President Trump has demanded since summer that the Census Bureau produce a state-by-state tally of immigrants who are in the country illegally, numbers long sought by Republicans who want to base political maps on population figures that do not include undocumented immigrants. On Tuesday, a federal inspector general questioned an order to deliver the estimates before Mr. Trump leaves office, after whistle-blowers warned that the rush would imperil their accuracy.
The Commerce Department inspector general, Peggy E. Gustafson, said in a letter that two White House political appointees were the “driving forces” behind the order, which required census experts to deliver counts of unauthorized immigrants by Friday, five days before Inauguration Day.
Her letter states that the Census Bureau director appointed by Mr. Trump, Steven Dillingham, had designated the estimates a top priority for the bureau’s data experts, even though completion of the 2020 census itself has fallen months behind schedule because of the coronavirus pandemic. The letter said Mr. Dillingham had discussed offering cash bonuses for producing the estimates quickly.

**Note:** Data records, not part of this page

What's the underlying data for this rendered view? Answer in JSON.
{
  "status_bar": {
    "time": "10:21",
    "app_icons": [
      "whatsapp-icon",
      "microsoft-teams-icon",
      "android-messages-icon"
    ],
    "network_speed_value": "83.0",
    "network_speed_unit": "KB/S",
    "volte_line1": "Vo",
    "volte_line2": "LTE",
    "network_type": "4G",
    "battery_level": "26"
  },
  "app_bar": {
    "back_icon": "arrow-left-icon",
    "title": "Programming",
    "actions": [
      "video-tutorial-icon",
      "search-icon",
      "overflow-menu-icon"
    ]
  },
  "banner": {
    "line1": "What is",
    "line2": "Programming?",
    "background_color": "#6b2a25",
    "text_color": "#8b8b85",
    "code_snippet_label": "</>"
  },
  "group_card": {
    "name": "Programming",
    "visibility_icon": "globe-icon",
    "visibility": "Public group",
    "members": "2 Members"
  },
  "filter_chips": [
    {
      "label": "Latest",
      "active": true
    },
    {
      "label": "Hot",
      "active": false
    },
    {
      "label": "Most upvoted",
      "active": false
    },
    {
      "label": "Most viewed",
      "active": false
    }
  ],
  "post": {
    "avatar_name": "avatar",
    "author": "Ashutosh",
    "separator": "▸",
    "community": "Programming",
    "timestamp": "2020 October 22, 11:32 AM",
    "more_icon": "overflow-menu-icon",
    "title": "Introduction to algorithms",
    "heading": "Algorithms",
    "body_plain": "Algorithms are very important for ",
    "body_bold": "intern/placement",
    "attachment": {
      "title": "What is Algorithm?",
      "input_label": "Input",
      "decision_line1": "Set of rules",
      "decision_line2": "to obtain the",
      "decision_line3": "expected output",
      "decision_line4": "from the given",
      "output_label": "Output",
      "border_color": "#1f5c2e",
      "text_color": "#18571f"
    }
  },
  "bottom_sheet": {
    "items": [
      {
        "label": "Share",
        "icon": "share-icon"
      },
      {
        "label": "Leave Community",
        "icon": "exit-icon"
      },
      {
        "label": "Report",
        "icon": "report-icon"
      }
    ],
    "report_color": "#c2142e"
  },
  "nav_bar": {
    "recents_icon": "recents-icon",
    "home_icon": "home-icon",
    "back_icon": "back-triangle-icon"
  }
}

Mr. Dillingham backed off his order this week, according to bureau employees who refused to be named for fear of retaliation. Some of them said career employees planned to refuse to deliver substandard estimates, which would have led to an unprecedented standoff between the agency’s political leaders and its traditionally nonpartisan staff.